The Roma are a large and heterogeneous diaspora. Having migrated from the Indian subcontinent in the eleventh century and then dispersed into multiple countries across Europe, they have been subject to persecution and enslavement and dispossessed through a spatial order that manifests itself in border controls, immigration legislations, internal hierarchies of citizenship and property rights.
The Roma’s distinctive cultural identity and resistance to assimilation, patterns of migration predicated on labour routes, and ongoing segregation and exclusion from dominant cultures, have led to the exoticization and vilification of the Roma as ‘nomadic’ peoples. For decades, the media has been depicting the Roma’s alleged nomadic behaviour both as a dangerous criminal pathology risking the security of the nation-state and as a manifestation of an ahistorical, romantic, wandering outlaw stereotype.
This nomadic myth has enabled regimes of power to pass legislation that prohibits Romany groups from stopping anywhere, thus enacting a grid of belonging that seemingly exorcizes the Roma, constructing this minority group as those who simply cannot fit.
roma communities across europe and beyond
A report by the Institute for Public Policy Research into the implications of Brexit for Roma communities found that the group faced a “triple whammy of challenges” following June’s referendum on Britain’s membership of the EU. In addition, the introduction of Public Space Protection Orders in 2014 has meant that native Gypsy and Traveller communities face an even more extensive imposition of prohibitions on how to use and gain access to space. This prohibition engages article 8 of the Convention in the guidance (the right to respect for private and family life and home) and establishes the notion of certain places which are out of bounds to some members of the community.
In France, a series of forced evictions have expelled over 11,000 Romani people in 2016 alone, in so called “evacuations” which are less about moving families to safety than into further situations of vulnerability in slums or onto the street. In Italy, a state of what the European Roma Rights Centre calls undeclared apartheid exists for the Romani people, resulting in forced evictions, housing discrimination and inadequate housing conditions. Outside of Europe, similar practices of racial profiling and prohibition of access to space have been identified in Canada, for example, where restrictions against migrants with Roma ethnicity have been put in place by consecutive governments.
David Morley’s Patrìn
The word patrìn means “leaf”, “paper”, and “trail sign” in Romany. In his poem Patrìn (from the collection The Invisible Kings), English poet and critic David Morley highlights the concept of space as that which is produced, marked and bound through the use of alliteration. The poem also emphasizes the double meaning of patrìn as both a means to mark the direction of travel as well as a form of communication between Roma “for passing on news”, “using prearranged forms, patterns”, “or permutations”. Morley’s use of enjambment establishes the sense of a continuing journey without end. Yet the physical shape of the poem on the page replicates the image of two leaves, isolated, defined and contained against the blank white space of the background.
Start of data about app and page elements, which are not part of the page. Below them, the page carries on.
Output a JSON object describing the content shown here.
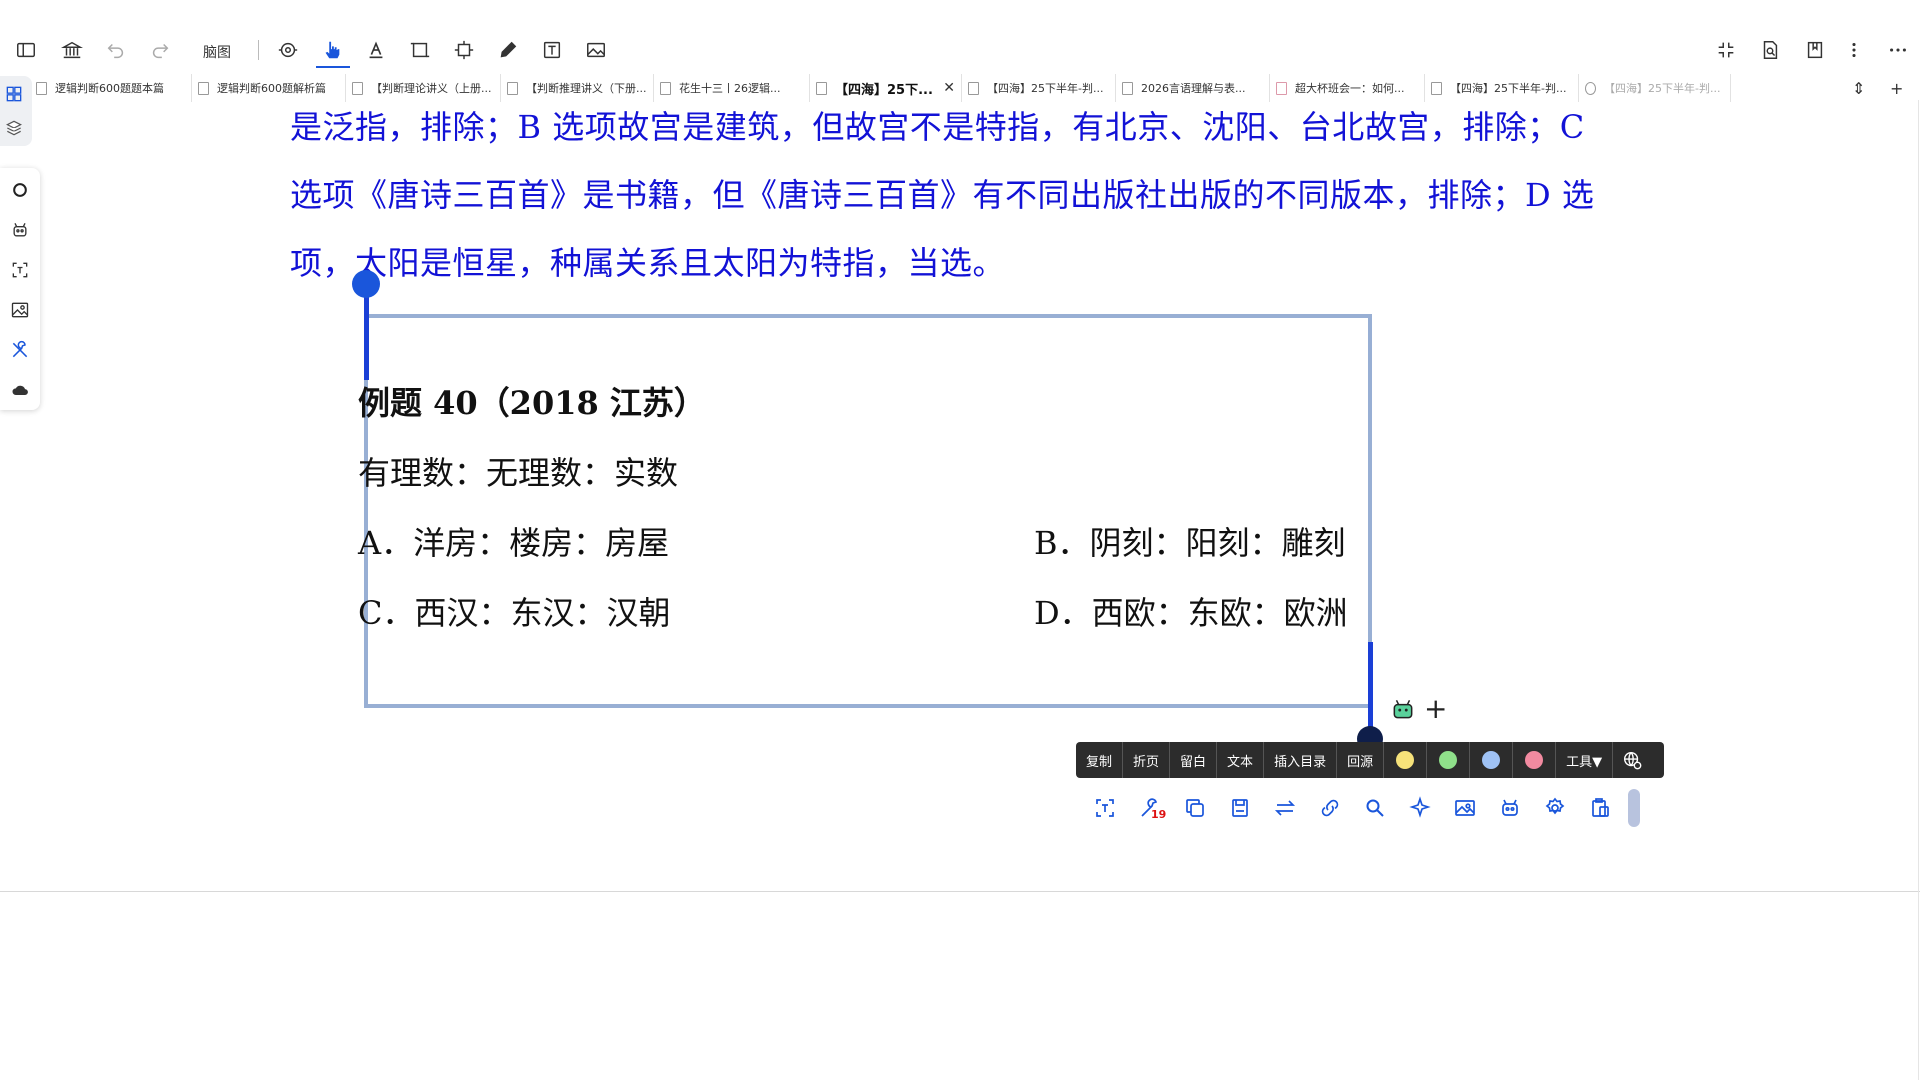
{
  "toolbar": {
    "mindmap_label": "脑图",
    "icons": [
      "sidebar-toggle-icon",
      "library-icon",
      "undo-icon",
      "redo-icon",
      "focus-icon",
      "hand-pointer-icon",
      "text-color-icon",
      "crop-icon",
      "resize-icon",
      "pen-icon",
      "textbox-icon",
      "image-icon",
      "fullscreen-exit-icon",
      "document-search-icon",
      "bookmark-icon",
      "more-vertical-icon",
      "more-horizontal-icon"
    ]
  },
  "tabs": [
    {
      "label": "逻辑判断600题题本篇",
      "state": "normal"
    },
    {
      "label": "逻辑判断600题解析篇",
      "state": "normal"
    },
    {
      "label": "【判断理论讲义（上册...",
      "state": "normal"
    },
    {
      "label": "【判断推理讲义（下册...",
      "state": "normal"
    },
    {
      "label": "花生十三丨26逻辑...",
      "state": "normal"
    },
    {
      "label": "【四海】25下...",
      "state": "active"
    },
    {
      "label": "【四海】25下半年-判...",
      "state": "normal"
    },
    {
      "label": "2026言语理解与表...",
      "state": "normal"
    },
    {
      "label": "超大杯班会一：如何...",
      "state": "normal"
    },
    {
      "label": "【四海】25下半年-判...",
      "state": "normal"
    },
    {
      "label": "【四海】25下半年-判...",
      "state": "inactive"
    }
  ],
  "document": {
    "answer_lines": [
      "是泛指，排除；B 选项故宫是建筑，但故宫不是特指，有北京、沈阳、台北故宫，排除；C",
      "选项《唐诗三百首》是书籍，但《唐诗三百首》有不同出版社出版的不同版本，排除；D 选",
      "项，太阳是恒星，种属关系且太阳为特指，当选。"
    ],
    "question_title": "例题 40（2018 江苏）",
    "question_stem": "有理数：无理数：实数",
    "options": {
      "a": "A．洋房：楼房：房屋",
      "b": "B．阴刻：阳刻：雕刻",
      "c": "C．西汉：东汉：汉朝",
      "d": "D．西欧：东欧：欧洲"
    }
  },
  "context_menu": {
    "buttons": [
      "复制",
      "折页",
      "留白",
      "文本",
      "插入目录",
      "回源"
    ],
    "colors": [
      "#f6e27a",
      "#8fe08a",
      "#9fc2f5",
      "#f28aa0"
    ],
    "tools_label": "工具▼"
  },
  "icon_row": {
    "badge_count": "19",
    "icons": [
      "ocr-scan-icon",
      "wrench-icon",
      "copy-icon",
      "save-icon",
      "swap-icon",
      "link-icon",
      "search-icon",
      "sparkle-icon",
      "image-icon",
      "robot-icon",
      "settings-icon",
      "paste-icon"
    ]
  }
}
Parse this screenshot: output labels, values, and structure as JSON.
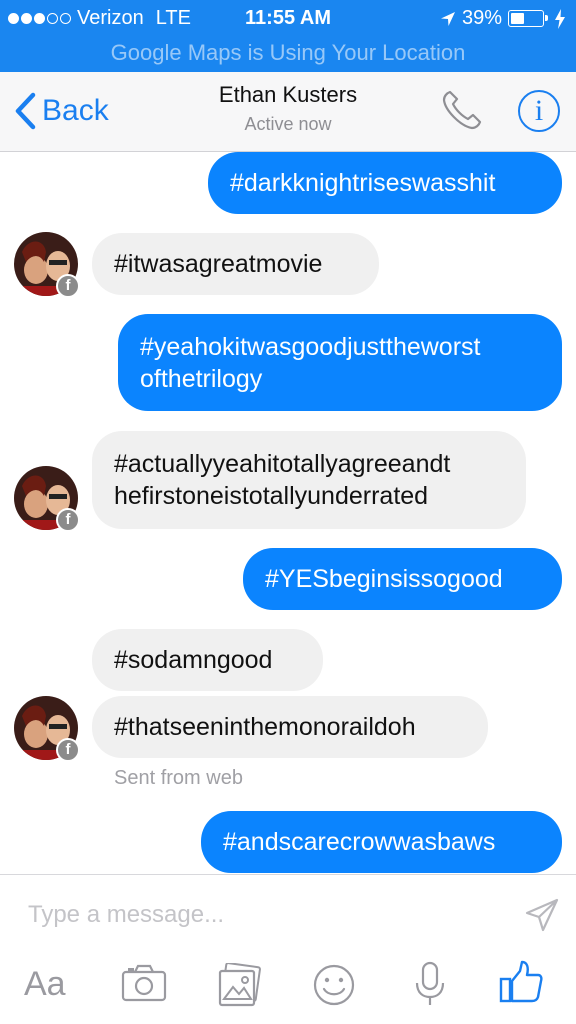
{
  "status_bar": {
    "carrier": "Verizon",
    "network": "LTE",
    "time": "11:55 AM",
    "battery": "39%",
    "signal_filled": 3,
    "signal_total": 5
  },
  "location_banner": "Google Maps is Using Your Location",
  "nav": {
    "back_label": "Back",
    "title": "Ethan Kusters",
    "subtitle": "Active now",
    "info_label": "i"
  },
  "messages": [
    {
      "direction": "outgoing",
      "text": "#darkknightriseswasshit"
    },
    {
      "direction": "incoming",
      "text": "#itwasagreatmovie"
    },
    {
      "direction": "outgoing",
      "line1": "#yeahokitwasgoodjusttheworst",
      "line2": "ofthetrilogy"
    },
    {
      "direction": "incoming",
      "line1": "#actuallyyeahitotallyagreeandt",
      "line2": "hefirstoneistotallyunderrated"
    },
    {
      "direction": "outgoing",
      "text": "#YESbeginsissogood"
    },
    {
      "direction": "incoming",
      "text": "#sodamngood"
    },
    {
      "direction": "incoming",
      "text": "#thatseeninthemonoraildoh"
    },
    {
      "direction": "outgoing",
      "text": "#andscarecrowwasbaws"
    }
  ],
  "sent_from": "Sent from web",
  "composer": {
    "placeholder": "Type a message...",
    "aa_label": "Aa",
    "fb_badge": "f"
  },
  "colors": {
    "accent": "#1a86f0",
    "outgoing_bubble": "#0b84fe",
    "incoming_bubble": "#f0f0f0"
  },
  "icons": {
    "back": "chevron-left-icon",
    "call": "phone-icon",
    "info": "info-icon",
    "send": "send-icon",
    "camera": "camera-icon",
    "gallery": "gallery-icon",
    "sticker": "smiley-icon",
    "voice": "microphone-icon",
    "like": "thumbs-up-icon"
  }
}
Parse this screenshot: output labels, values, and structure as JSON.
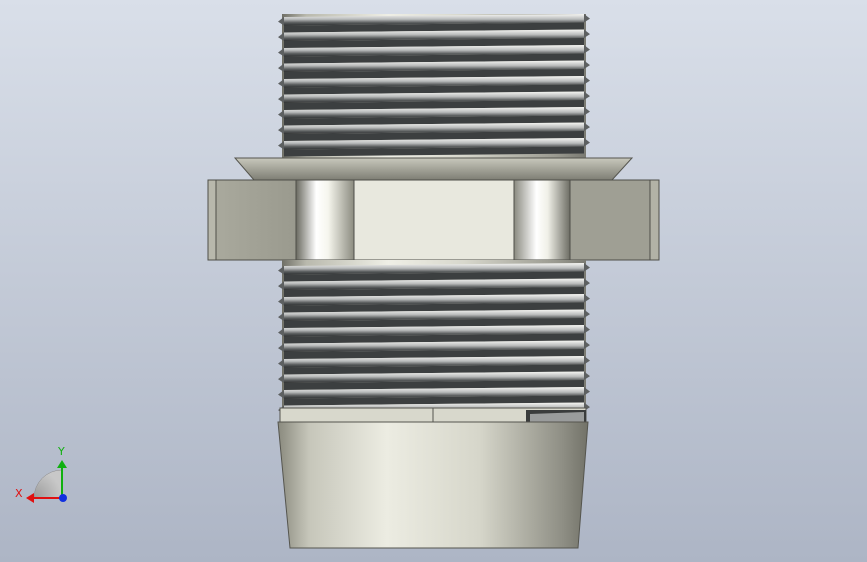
{
  "viewport": {
    "background_top": "#d8dee8",
    "background_bottom": "#aeb6c6"
  },
  "part": {
    "name": "hex-nipple-fitting",
    "thread_color_light": "#f2f2ee",
    "thread_color_dark": "#4a4d4e",
    "body_color": "#e8e8de",
    "shadow_color": "#8c8c82"
  },
  "triad": {
    "x_label": "X",
    "y_label": "Y",
    "x_color": "#e01010",
    "y_color": "#10b010",
    "z_color": "#1030e0"
  }
}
Simply, a page
yet it also means a leaf
or permutations of these
using prearranged forms, patterns.
Bark-binds used for passing on news,
often grids of branches or leaf-twists
that tell others of their direction.
The marker used by Roma:
pyatrin, or sikaimasko,
The repetition and reversal of the phrases referring to “prearranged forms, patterns” and the “marker used by Roma: pyatrin, or sikaimasko, or pateran” across the two stanzas creates a mirroring affect in which the poem itself also can be said to take shape as the imprint of a leaf form, reflecting a definitive delineation of temporal location – a “leaf-twist” here, a “grid” of cartographical emplacement replicated in perpetuity on the page.
At the same time, the poem can be read as an indication of transience, as the recognition that a leaf that can also be “simply, a page”, nature turning in on itself in metamorphosis whilst those who mark it leave only a dialogic echo of their presence. This reading of space as malleable and produced by those rendered outsiders demonstrates a form of belonging to space which does not rely on limited definitions of territorial citizenship to engage with the spaces through which we move.
“Space is always being produced by all of us, not just those with the mandate to demand bigger walls.”
Despite the insidious intrusion of the border and the rhetoric of governments on who gets to have access to certain spaces and who can never belong, those of us who seek to resist this narrative must first argue, in contrast, that space is never fixed, and the spacing of territory is defined through its dynamic exchange of colliding interrelations. It is always being produced by all of us, not just those with the mandate to demand bigger walls or insist upon punitive treatment for those defined as strangers or outsiders.
To read space through this particular lens forces us to rethink how legal space is effectively framed, and deconstructs its neutrality as a fiction of non-belonging. The conceptual interpretation of space in an era of regressive border incursions into all kinds of everyday spaces challenges these restrictive definitions of exclusionary spaces of belonging, asking instead how all of us shape, mark and reinvent the spaces we are in today.
Title image: Ryan McGuire [Public domain], via Pixabay